American Life in Poetry: Column 017
BY TED KOOSER, U.S. POET LAUREATE
Nearly all of us spend too much of our lives thinking about what has happened, or worrying about what's coming next. Very little can be done about the past and worry is a waste of time. Here the Kentucky poet Wendell Berry gives himself over to nature.
The Peace of Wild Things
When despair for the world grows in me
and I wake in the night at the least sound
in fear of what my life and my children’s lives may be,
I go and lie down where the wood drake
rests in his beauty on the water, and the great heron feeds.
I come into the peace of wild things
who do not tax their lives with forethought
of grief. I come into the presence of still water.
And I feel above me the day-blind stars
waiting with their light. For a time
I rest in the grace of the world, and am free.

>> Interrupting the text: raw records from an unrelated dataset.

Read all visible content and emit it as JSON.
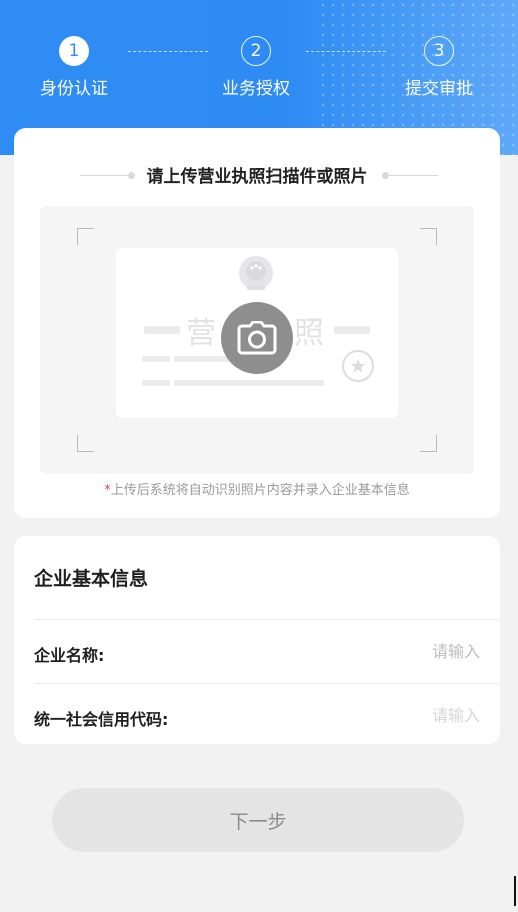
{
  "stepper": {
    "steps": [
      {
        "number": "1",
        "label": "身份认证",
        "active": true
      },
      {
        "number": "2",
        "label": "业务授权",
        "active": false
      },
      {
        "number": "3",
        "label": "提交审批",
        "active": false
      }
    ]
  },
  "upload": {
    "title": "请上传营业执照扫描件或照片",
    "illustration_left_char": "营",
    "illustration_right_char": "照",
    "hint_star": "*",
    "hint": "上传后系统将自动识别照片内容并录入企业基本信息"
  },
  "company_info": {
    "title": "企业基本信息",
    "fields": [
      {
        "label": "企业名称:",
        "placeholder": "请输入",
        "value": ""
      },
      {
        "label": "统一社会信用代码:",
        "placeholder": "请输入",
        "value": ""
      }
    ]
  },
  "next_button": {
    "label": "下一步"
  },
  "colors": {
    "primary": "#2e8cf5",
    "background": "#f2f2f2",
    "camera": "#8e8e8e",
    "button_disabled_bg": "#e4e4e4",
    "button_disabled_text": "#8a8a8a",
    "hint_star": "#e8463b"
  },
  "icons": {
    "camera": "camera-icon",
    "emblem": "national-emblem-icon",
    "stamp": "stamp-icon"
  }
}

We do not accept unsolicited submissions. American Life in Poetry is made possible by The Poetry Foundation (www.poetryfoundation.org), publisher of Poetry magazine. It is also supported by the Department of English at the University of Nebraska-Lincoln. Wendell Berry, "The Peace of Wild Things" from The Selected Poems of Wendell Berry. Copyright © 1998. Published and reprinted by arrangement with Counterpoint Press. Introduction copyright © 2016 by The Poetry Foundation. The introduction's author, Ted Kooser, served as United States Poet Laureate Consultant in Poetry to the Library of Congress from 2004-2006.